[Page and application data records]
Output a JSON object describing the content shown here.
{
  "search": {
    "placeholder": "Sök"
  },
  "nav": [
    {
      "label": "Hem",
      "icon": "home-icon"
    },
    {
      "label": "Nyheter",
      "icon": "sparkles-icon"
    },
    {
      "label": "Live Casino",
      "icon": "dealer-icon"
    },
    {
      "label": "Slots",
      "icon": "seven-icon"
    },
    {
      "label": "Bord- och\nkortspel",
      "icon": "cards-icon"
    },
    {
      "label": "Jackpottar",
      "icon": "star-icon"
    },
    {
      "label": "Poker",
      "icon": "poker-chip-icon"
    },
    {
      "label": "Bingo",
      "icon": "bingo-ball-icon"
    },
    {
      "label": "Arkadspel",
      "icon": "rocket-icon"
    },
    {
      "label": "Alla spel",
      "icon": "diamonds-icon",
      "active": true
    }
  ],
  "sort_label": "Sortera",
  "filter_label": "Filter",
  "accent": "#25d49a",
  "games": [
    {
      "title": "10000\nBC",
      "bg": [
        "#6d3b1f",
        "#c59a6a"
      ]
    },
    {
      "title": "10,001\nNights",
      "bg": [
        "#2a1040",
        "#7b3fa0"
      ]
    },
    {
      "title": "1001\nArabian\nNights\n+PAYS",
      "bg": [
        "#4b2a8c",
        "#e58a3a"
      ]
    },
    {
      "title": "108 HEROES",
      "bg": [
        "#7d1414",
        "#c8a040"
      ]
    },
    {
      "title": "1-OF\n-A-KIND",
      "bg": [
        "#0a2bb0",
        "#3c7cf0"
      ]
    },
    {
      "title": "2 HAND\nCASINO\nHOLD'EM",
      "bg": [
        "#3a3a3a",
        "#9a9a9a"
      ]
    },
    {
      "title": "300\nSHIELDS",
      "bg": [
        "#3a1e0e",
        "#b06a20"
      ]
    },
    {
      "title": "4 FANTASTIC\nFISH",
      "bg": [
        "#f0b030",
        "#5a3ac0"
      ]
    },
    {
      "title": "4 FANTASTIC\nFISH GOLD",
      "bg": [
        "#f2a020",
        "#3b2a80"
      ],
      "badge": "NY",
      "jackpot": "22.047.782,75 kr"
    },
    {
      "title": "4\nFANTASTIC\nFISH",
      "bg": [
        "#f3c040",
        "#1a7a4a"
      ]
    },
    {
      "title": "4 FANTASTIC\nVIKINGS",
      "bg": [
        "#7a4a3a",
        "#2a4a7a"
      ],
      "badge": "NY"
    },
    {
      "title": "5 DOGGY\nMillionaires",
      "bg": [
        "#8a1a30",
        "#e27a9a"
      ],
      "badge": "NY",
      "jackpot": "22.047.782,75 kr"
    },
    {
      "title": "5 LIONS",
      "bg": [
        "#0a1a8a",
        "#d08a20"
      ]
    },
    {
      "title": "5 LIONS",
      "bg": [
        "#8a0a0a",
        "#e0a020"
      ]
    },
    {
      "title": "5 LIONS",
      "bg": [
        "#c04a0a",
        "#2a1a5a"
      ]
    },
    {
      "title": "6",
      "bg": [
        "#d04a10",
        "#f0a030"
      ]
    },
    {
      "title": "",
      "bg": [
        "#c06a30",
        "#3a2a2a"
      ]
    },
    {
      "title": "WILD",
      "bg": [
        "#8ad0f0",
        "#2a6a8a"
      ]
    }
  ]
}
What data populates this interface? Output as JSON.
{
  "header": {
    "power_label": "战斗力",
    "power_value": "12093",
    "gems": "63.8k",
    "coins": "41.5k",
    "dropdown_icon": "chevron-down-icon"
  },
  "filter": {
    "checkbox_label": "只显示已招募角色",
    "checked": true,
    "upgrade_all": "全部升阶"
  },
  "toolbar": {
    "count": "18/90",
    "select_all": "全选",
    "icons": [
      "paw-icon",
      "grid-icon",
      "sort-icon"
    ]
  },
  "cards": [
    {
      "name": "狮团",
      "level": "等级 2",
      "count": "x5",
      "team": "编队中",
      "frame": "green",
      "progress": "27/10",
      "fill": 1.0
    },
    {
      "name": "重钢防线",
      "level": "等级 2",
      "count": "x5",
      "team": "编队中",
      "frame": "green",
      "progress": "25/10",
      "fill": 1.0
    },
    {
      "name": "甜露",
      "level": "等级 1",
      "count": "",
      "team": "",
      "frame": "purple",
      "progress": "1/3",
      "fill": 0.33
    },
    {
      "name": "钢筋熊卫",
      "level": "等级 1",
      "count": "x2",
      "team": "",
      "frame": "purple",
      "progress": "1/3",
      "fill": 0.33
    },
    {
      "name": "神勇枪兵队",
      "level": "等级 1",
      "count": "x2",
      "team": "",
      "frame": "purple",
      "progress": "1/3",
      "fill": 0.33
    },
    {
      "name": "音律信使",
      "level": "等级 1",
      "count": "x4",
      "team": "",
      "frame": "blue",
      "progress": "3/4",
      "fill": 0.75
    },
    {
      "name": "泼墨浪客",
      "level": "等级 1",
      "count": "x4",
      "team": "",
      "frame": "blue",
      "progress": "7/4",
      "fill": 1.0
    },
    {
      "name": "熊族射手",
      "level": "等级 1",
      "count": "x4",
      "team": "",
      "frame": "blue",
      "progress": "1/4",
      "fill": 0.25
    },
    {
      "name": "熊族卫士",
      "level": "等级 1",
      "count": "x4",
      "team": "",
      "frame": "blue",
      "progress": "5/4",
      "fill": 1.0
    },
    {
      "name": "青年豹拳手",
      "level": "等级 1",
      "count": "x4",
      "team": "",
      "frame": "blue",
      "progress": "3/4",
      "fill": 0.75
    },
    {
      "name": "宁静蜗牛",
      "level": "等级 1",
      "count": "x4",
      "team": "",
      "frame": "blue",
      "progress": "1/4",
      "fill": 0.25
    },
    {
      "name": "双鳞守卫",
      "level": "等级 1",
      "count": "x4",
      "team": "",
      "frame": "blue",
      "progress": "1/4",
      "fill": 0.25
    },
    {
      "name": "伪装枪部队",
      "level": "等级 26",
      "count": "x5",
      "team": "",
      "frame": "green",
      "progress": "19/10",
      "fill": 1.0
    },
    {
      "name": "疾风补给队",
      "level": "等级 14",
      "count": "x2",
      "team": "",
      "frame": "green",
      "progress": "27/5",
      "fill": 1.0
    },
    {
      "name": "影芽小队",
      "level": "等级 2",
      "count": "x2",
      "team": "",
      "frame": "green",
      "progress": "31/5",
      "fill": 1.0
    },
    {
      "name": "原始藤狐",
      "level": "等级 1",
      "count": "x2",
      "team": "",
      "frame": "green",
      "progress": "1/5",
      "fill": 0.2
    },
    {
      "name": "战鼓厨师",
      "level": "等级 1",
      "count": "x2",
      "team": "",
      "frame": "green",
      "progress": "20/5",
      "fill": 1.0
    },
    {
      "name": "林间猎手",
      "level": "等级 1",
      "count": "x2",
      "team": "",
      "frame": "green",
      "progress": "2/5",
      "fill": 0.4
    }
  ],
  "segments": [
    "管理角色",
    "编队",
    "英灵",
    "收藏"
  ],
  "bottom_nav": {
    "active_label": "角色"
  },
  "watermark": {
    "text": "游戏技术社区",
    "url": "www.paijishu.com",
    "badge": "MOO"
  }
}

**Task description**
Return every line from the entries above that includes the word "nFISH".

**Problem solution**
      "title": "4 FANTASTIC\nFISH",
      "title": "4 FANTASTIC\nFISH GOLD",
      "title": "4\nFANTASTIC\nFISH",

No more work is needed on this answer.